Lessons from Dr Ambedkar’s life

 

Bhimrao Ramji Ambedkar (popularly known as Babasaheb) used education as a tool to rise above the ordinary and become one of the great leaders of modern India, an effective fighter against the discrimination present in a caste-ridden society, and one of the chief architects of the Indian Constitution.

As jurist, economist, politician and social reformer, his life is an example to all of us.

On his 124th birth anniversary today, April 14, we take a look at what we can learn from him.

Education is the key to success

Ambedkar was a bright student and did not let anything come in the way of his determination to be educated.

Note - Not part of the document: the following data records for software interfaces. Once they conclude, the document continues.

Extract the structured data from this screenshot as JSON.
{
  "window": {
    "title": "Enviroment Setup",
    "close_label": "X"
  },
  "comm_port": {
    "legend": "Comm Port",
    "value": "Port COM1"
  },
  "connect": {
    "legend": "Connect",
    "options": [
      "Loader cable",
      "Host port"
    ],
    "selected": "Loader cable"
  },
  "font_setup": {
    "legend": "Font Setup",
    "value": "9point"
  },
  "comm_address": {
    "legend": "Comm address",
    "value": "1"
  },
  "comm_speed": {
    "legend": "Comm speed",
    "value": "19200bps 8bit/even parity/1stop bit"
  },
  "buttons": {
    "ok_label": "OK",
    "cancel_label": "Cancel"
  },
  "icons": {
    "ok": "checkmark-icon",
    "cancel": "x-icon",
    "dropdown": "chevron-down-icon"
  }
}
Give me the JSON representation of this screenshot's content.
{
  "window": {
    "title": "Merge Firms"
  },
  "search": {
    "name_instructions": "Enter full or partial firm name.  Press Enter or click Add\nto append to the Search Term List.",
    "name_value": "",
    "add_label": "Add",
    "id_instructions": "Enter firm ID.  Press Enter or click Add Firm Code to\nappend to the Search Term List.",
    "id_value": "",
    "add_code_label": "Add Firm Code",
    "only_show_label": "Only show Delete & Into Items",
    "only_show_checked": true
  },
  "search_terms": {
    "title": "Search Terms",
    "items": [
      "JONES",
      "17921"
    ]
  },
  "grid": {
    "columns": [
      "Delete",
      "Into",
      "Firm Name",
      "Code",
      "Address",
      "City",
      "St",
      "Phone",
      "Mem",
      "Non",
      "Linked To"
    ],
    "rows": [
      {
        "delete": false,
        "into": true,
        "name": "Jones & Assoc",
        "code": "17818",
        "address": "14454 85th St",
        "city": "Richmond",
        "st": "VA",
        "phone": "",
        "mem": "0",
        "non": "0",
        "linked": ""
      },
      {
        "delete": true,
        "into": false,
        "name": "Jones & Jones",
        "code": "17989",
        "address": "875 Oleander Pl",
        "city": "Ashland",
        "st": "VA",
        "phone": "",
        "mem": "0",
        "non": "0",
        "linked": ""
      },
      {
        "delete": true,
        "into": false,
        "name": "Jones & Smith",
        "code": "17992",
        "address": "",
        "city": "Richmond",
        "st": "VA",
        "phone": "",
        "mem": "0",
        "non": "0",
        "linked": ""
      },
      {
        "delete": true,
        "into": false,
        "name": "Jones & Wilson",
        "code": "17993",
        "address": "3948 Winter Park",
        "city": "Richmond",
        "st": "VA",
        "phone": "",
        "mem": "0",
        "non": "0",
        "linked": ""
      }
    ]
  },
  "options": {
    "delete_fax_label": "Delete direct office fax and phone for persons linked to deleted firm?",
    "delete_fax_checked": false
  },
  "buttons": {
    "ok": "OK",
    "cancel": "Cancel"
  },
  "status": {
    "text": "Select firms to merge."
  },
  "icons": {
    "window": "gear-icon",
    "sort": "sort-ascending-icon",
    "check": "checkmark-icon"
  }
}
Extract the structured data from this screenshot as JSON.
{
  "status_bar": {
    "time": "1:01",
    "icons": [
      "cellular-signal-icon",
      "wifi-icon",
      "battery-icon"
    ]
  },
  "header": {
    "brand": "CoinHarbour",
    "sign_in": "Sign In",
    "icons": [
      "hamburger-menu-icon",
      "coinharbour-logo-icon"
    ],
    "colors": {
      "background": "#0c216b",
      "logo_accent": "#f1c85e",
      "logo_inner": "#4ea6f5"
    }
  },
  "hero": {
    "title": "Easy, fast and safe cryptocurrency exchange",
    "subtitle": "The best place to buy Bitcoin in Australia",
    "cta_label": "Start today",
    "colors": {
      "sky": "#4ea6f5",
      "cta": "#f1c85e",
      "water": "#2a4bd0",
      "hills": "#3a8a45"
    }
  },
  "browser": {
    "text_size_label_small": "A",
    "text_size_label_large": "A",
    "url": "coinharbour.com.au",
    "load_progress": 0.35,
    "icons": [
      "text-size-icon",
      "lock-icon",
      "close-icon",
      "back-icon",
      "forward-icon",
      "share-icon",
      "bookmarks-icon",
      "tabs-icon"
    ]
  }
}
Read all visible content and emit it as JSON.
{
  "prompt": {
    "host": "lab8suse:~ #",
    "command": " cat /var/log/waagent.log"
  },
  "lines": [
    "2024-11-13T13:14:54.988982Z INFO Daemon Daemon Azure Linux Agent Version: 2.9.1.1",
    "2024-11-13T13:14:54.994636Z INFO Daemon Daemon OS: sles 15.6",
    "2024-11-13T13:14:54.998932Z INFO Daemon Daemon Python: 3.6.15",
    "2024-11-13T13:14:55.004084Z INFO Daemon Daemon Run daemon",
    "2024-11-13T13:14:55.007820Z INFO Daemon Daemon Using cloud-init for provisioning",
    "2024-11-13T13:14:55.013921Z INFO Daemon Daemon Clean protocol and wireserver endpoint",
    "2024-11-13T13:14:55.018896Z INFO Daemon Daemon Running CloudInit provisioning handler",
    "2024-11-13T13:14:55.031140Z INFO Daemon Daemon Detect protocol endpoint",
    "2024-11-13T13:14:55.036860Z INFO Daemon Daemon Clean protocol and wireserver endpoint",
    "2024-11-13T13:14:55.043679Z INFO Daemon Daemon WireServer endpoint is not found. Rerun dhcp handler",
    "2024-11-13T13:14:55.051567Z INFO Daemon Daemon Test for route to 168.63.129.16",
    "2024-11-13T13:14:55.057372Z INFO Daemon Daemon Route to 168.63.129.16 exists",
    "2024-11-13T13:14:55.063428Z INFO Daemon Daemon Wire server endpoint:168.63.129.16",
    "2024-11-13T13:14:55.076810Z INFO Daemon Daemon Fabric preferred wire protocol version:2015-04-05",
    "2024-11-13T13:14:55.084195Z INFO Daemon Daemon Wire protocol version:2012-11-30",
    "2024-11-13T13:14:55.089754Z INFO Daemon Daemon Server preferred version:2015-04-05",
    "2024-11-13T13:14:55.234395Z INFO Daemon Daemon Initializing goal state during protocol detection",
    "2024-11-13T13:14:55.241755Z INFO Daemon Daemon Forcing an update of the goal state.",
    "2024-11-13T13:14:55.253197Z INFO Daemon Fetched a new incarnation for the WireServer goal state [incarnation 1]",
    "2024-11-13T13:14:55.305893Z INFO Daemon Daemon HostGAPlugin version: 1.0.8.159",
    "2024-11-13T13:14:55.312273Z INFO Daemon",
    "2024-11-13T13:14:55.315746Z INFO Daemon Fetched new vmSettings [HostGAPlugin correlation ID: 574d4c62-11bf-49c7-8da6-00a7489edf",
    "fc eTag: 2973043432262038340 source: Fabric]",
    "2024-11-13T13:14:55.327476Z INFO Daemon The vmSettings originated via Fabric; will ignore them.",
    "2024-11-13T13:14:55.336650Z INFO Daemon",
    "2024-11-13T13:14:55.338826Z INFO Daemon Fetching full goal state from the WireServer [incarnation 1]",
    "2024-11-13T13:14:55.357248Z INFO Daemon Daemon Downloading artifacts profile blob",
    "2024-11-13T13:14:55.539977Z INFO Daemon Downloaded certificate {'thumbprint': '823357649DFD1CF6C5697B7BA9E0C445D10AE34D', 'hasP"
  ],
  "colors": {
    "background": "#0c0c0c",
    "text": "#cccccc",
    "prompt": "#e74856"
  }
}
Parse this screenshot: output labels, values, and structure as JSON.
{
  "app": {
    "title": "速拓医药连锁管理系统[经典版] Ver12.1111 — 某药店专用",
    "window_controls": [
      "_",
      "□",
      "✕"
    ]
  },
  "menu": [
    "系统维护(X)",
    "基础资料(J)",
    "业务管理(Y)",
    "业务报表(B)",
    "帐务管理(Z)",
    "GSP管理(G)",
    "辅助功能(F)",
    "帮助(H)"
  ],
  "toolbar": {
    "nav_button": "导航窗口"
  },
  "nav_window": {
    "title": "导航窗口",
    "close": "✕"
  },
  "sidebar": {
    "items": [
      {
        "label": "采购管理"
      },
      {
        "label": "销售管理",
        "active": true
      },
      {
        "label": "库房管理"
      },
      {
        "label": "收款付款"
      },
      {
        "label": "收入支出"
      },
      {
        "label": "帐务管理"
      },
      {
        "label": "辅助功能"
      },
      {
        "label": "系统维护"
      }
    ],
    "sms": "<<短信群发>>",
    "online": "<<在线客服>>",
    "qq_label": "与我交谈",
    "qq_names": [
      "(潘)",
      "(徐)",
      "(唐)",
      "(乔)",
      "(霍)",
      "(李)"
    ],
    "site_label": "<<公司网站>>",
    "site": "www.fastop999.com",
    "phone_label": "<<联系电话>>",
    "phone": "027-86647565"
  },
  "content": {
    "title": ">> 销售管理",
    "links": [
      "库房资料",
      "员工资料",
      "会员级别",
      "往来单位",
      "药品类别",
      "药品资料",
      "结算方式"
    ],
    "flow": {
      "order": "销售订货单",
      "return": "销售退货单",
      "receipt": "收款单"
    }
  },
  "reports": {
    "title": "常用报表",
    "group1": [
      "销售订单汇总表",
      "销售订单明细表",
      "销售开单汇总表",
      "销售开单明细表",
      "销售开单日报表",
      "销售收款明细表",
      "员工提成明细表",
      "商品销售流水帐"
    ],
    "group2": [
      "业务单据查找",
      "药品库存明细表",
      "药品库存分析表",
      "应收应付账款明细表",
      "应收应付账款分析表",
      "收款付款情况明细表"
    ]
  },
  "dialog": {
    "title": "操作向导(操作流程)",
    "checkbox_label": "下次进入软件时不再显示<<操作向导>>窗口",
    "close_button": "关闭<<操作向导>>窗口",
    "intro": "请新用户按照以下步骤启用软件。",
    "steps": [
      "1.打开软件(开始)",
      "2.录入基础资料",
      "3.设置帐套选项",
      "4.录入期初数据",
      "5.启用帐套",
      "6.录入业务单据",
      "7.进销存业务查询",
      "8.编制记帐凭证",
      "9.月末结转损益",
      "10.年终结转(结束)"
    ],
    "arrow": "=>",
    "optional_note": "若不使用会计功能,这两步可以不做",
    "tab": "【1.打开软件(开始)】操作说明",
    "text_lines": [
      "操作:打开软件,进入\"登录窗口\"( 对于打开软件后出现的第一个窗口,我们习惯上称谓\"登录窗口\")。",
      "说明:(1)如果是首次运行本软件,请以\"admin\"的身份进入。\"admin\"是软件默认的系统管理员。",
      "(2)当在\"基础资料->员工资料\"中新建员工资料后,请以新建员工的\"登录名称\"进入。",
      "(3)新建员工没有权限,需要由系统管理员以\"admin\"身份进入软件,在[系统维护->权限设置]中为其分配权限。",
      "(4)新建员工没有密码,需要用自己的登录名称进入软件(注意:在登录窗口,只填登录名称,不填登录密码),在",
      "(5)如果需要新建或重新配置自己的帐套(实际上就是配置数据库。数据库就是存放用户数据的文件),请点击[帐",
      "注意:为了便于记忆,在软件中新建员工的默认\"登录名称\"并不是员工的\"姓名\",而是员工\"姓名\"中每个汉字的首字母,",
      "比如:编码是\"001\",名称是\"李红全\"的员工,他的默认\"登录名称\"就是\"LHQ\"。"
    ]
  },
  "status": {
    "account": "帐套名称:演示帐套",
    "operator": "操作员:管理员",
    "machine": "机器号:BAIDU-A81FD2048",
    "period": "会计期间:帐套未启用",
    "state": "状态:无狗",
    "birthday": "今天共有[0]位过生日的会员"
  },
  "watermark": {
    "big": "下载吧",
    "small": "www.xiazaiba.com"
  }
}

In a society that shamefully denied Dalits or ‘untouchables’ an education, he became the first Dalit to finish college.

He won a scholarship of Rs 25 to Mumbai University, and a state scholarship that enabled him to travel abroad for a post-graduate degree.

He studied at the London School of Economics and at Columbia University in the US, emerging with a PhD in Economics.

He served as defence secretary in the state of Baroda.

He was India’s first Law minister and chairman of the Constitution Drafting Committee.

Don’t be daunted

The stranglehold of the pernicious Hindu caste system was even stronger then than now.

The young Ambedkar was not allowed to sit in the same classroom, or drink water from the same well, as his ‘higher born’ peers.

He did not allow this discrimination to come in the way of his determination to get an education and become a leading figure in the history of this country.

In 1990, he was posthumously awarded the country’s highest civilian honour, the Bharat Ratna.

Give back to society

Ambedkar used his education to spearhead the cause of equality, fraternity and liberty.

He believed that society will progress only when women are empowered and thus upheld women’s right to higher education and employment.

He wrote several books and columns highlighting the fundamental and human rights of all people.

To close the gap of inequality inflicted on Dalits for centuries, he canvassed for reservation in education and employment for Dalits, and won.

Human rights are more talked about than practised in India.

Dr Ambedkar, himself a victim of the denial of rights, made sure that fundamental rights were enshrined in our Constitution, benefiting generations to come.

Leave a reply